Fresh and vibrant, this quaffable red blends equal parts Tempranillo (old bush vines) and Garnacha (from a young vineyard).
La Frasca brings a small piece of Pinuaga’s family, history and traditions to the table. With a square base and pronouced shoulders, the Frasca glass bottles were used in Spain to serve small wine glasses called ”chatos” at old “tabernas” and bars. They can still be found in some wine bars.
La Frasca BIB represents the winery’s commitment to lower their carbon footprint by generating less waste. 100% BPA-free and BPS-free.
About the Producer
Valentin Pinuaga Salazar founded this small estate back in the 1960’s. Today the winery is run by Valentin and Esther Pinuaga - second and third generation of this family of traditional winemakers.
The winery and its 90 hectares of vineyards are located in Corral de Almaguer, Toledo, a privileged site situated 800 meters above sea level and surrounded by Mediterranean oak forests. The continental climate, with pronounced changes in day-to-evening temperatures, boosts the unique personality of the land and enhances the quality of the vines. It favors the growth of autochthonous grape varieties, allowing the production of varietally-expressive wines. Tempranillo and Merlot, amongst others, are planted on parcels that differ in age, soil, altitude and orientation. Each parcel is vinified separately.
The Tempranillo vines are bush trained, a technique frequently used in central Spain for non-irrigated vineyards. A bush vine is made-up of 4 to 6 arms, growing directly from the soil and reaching up to 3.2 feet high. The well-ventilated bunches keep powdery mildew at bay. The soil is mainly clay-limestone. The grapes are all hand harvested (starting at 4am because of the heat), at very low yields of 2,500 kg/ha, and in small cases of 10kg. Choosing the right picking time is crucial. The vineyards are sampled up to three times per week. Detailed observations, such as the health of the vineyards, the physical condition of the seeds and skins, the ripeness of the berries and pips, together with lab analyses, enable to pick at optimum ripeness. Total production is around 100,000 bottles.
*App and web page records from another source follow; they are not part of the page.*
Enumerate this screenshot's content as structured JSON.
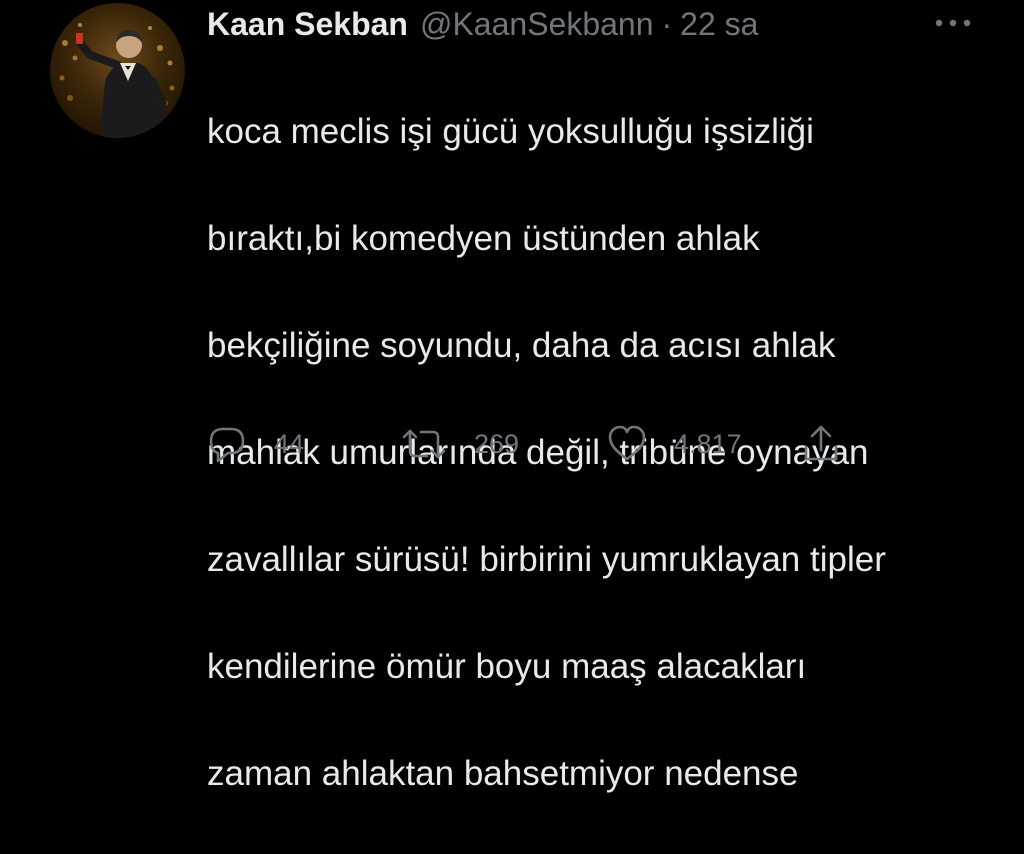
{
  "tweet": {
    "author": {
      "display_name": "Kaan Sekban",
      "handle": "@KaanSekbann",
      "separator": "·",
      "time": "22 sa"
    },
    "avatar_icon": "profile-photo",
    "more_icon": "more-horizontal-icon",
    "text_lines": [
      "koca meclis işi gücü yoksulluğu işsizliği",
      "bıraktı,bi komedyen üstünden ahlak",
      "bekçiliğine soyundu, daha da acısı ahlak",
      "mahlak umurlarında değil, tribüne oynayan",
      "zavallılar sürüsü! birbirini yumruklayan tipler",
      "kendilerine ömür boyu maaş alacakları",
      "zaman ahlaktan bahsetmiyor nedense"
    ],
    "actions": {
      "reply": {
        "icon": "reply-icon",
        "count": "44"
      },
      "retweet": {
        "icon": "retweet-icon",
        "count": "269"
      },
      "like": {
        "icon": "heart-icon",
        "count": "4.817"
      },
      "share": {
        "icon": "share-icon"
      }
    }
  },
  "colors": {
    "background": "#000000",
    "primary_text": "#e7e9ea",
    "secondary_text": "#71767b"
  }
}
Farming/vinification practices: Certified Organic since 2010. Wild grass usually grows freely from the month of October until April and the vineyard borders are maintained with indigenous flora to enable beneficial insects to complete their life cycle. Fertilizing is kept down to a minimum, and only comes in the form of manure. Fungal sprays are essentially in the form of sulphur, and the treatment is done vine per vine.
the Cellar Door Issue 37 October 2020 - January 2021